### [Exercise requirements]
The word "true" marks the lines to find; copy every such line from the data below.

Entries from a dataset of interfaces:
________

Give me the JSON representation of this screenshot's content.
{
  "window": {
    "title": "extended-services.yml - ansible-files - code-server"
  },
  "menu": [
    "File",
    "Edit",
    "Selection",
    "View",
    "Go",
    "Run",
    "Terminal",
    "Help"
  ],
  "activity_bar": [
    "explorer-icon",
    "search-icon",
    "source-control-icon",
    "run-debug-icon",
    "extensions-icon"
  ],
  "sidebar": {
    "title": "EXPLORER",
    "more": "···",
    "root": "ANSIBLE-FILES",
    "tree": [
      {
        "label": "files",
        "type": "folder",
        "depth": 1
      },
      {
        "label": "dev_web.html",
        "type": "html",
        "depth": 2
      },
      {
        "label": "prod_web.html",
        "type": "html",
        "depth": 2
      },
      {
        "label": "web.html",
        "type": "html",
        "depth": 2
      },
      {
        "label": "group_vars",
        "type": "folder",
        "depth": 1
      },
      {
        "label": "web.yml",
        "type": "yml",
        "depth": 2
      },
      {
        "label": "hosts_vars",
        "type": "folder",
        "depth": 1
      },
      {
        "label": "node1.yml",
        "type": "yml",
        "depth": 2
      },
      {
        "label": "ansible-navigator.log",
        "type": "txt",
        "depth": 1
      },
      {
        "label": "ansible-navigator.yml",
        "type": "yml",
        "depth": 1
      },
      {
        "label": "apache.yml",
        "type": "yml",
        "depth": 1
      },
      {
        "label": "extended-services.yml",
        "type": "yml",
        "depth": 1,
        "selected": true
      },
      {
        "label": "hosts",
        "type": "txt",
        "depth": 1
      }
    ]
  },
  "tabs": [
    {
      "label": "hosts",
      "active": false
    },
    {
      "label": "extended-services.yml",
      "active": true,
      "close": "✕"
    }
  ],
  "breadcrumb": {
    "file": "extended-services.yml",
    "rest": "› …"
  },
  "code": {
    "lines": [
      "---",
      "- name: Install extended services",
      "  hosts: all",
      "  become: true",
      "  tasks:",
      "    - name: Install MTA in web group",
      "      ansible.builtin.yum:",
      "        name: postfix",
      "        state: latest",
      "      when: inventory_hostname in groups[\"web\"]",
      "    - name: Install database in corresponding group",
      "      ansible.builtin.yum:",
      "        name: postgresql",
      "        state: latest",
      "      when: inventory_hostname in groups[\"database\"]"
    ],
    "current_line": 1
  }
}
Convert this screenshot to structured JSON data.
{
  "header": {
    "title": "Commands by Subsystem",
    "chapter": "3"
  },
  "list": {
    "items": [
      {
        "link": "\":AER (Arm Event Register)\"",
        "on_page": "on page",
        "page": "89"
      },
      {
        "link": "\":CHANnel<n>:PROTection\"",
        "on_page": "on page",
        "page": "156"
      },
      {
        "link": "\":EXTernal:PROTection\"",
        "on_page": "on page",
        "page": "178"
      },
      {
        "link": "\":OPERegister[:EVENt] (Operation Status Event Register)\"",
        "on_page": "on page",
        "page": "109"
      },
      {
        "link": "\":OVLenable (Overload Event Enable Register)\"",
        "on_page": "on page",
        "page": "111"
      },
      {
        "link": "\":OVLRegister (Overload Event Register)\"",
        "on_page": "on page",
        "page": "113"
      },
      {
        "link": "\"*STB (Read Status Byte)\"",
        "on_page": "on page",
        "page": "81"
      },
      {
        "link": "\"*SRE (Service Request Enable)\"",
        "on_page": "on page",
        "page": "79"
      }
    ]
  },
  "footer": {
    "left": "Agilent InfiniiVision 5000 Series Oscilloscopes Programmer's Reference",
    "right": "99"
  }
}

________

### [Exercise output]
        "selected": true
      "active": true,
      "  become: true",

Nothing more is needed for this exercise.